- [TRY IT] Lines that contain the string "Bangladesh" are the ones to list; copy all of them from the records.

- [INPUT]
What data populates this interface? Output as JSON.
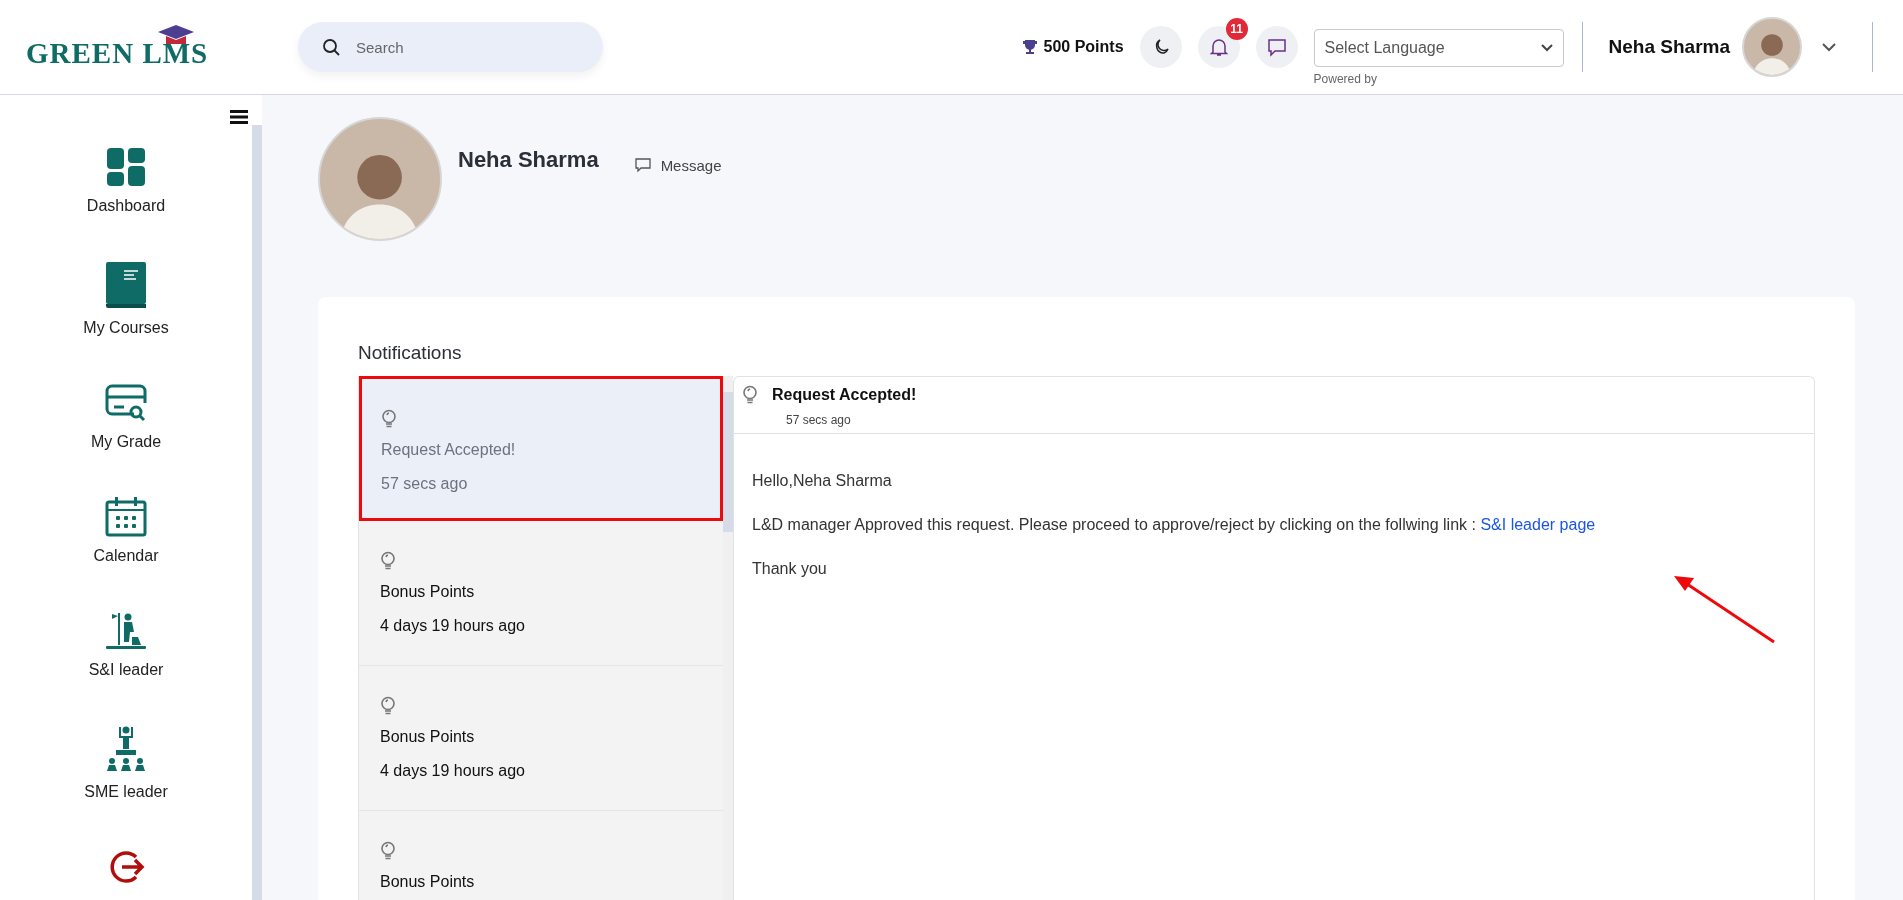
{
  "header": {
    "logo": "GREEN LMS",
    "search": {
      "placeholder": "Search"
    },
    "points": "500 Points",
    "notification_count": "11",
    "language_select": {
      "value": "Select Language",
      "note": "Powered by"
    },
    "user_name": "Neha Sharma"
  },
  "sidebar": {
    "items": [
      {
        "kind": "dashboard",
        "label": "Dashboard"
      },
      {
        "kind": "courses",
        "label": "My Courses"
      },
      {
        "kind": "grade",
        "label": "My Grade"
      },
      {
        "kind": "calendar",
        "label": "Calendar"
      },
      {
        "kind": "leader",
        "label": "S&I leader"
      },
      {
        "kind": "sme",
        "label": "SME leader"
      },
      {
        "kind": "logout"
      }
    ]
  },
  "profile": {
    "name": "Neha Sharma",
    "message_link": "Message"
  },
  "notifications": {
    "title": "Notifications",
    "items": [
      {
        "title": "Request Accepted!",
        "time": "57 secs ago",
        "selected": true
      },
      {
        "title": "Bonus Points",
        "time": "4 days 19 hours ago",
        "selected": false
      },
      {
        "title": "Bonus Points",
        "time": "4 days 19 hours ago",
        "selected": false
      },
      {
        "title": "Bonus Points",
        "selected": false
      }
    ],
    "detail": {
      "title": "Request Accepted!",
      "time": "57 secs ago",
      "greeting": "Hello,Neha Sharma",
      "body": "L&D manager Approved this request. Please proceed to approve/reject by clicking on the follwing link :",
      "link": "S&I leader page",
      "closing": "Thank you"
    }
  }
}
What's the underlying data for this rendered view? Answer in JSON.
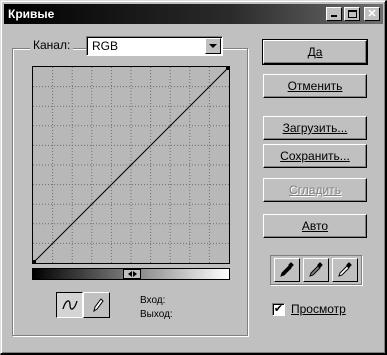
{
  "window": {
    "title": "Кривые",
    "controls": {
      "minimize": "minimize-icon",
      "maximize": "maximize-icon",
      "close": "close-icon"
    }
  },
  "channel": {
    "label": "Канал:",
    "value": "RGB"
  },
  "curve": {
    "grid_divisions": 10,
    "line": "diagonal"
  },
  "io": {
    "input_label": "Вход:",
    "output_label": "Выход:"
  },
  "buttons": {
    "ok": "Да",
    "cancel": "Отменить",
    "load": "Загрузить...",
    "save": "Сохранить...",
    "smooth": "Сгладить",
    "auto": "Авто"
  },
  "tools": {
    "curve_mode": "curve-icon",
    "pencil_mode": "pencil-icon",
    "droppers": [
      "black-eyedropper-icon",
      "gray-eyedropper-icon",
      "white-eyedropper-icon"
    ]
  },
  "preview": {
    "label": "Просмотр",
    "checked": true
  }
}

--

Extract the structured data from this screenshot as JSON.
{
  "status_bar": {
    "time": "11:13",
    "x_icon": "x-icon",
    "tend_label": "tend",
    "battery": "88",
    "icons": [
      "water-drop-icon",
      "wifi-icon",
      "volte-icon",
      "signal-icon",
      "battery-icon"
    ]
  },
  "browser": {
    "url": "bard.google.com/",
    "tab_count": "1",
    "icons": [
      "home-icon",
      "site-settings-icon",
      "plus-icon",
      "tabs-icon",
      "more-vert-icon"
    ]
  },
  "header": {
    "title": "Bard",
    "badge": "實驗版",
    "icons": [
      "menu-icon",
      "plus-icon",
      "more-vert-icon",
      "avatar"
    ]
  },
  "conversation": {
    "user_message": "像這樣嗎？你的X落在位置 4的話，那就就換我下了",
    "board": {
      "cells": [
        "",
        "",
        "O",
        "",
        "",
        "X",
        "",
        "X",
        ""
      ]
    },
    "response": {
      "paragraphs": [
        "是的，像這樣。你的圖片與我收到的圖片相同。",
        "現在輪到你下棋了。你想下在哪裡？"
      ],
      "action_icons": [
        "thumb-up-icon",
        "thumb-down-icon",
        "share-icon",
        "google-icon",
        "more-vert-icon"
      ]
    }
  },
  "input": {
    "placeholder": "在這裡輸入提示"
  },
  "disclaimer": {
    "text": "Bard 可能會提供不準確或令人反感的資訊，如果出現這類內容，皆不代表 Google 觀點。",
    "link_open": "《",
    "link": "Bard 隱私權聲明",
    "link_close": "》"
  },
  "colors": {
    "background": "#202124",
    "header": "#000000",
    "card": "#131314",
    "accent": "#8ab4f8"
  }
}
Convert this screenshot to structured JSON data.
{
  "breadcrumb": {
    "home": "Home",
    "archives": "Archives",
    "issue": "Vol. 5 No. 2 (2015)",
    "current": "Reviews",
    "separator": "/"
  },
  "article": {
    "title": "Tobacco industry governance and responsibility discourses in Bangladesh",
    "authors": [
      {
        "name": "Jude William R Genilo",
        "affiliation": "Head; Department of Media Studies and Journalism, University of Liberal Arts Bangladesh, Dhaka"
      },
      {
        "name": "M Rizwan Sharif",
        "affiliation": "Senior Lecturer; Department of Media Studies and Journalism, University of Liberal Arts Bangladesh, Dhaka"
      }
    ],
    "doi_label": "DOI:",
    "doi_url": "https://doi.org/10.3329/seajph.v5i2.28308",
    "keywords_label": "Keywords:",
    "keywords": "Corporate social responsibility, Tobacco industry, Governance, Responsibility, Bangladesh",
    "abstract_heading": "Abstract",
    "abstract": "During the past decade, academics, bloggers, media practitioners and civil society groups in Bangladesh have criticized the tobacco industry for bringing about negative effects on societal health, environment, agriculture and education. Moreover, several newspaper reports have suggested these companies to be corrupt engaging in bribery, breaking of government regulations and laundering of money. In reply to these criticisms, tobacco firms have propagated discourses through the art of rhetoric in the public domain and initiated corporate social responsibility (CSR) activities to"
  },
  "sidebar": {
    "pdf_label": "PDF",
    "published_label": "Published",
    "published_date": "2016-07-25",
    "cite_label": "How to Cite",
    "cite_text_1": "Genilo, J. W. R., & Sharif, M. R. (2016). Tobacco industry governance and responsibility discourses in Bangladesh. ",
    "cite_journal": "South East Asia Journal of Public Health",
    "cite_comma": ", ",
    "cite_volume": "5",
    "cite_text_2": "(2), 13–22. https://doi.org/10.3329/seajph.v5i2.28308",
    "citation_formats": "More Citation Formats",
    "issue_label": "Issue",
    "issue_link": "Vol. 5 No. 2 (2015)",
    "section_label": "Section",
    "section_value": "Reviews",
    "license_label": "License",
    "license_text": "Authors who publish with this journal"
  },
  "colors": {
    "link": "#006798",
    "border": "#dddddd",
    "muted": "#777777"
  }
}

- [ANSWER TO THIS PROBLEM]
    "title": "Tobacco industry governance and responsibility discourses in Bangladesh",
        "affiliation": "Head; Department of Media Studies and Journalism, University of Liberal Arts Bangladesh, Dhaka"
        "affiliation": "Senior Lecturer; Department of Media Studies and Journalism, University of Liberal Arts Bangladesh, Dhaka"
    "keywords": "Corporate social responsibility, Tobacco industry, Governance, Responsibility, Bangladesh",
    "abstract": "During the past decade, academics, bloggers, media practitioners and civil society groups in Bangladesh have criticized the tobacco industry for bringing about negative effects on societal health, environment, agriculture and education. Moreover, several newspaper reports have suggested these companies to be corrupt engaging in bribery, breaking of government regulations and laundering of money. In reply to these criticisms, tobacco firms have propagated discourses through the art of rhetoric in the public domain and initiated corporate social responsibility (CSR) activities to"
    "cite_text_1": "Genilo, J. W. R., & Sharif, M. R. (2016). Tobacco industry governance and responsibility discourses in Bangladesh. ",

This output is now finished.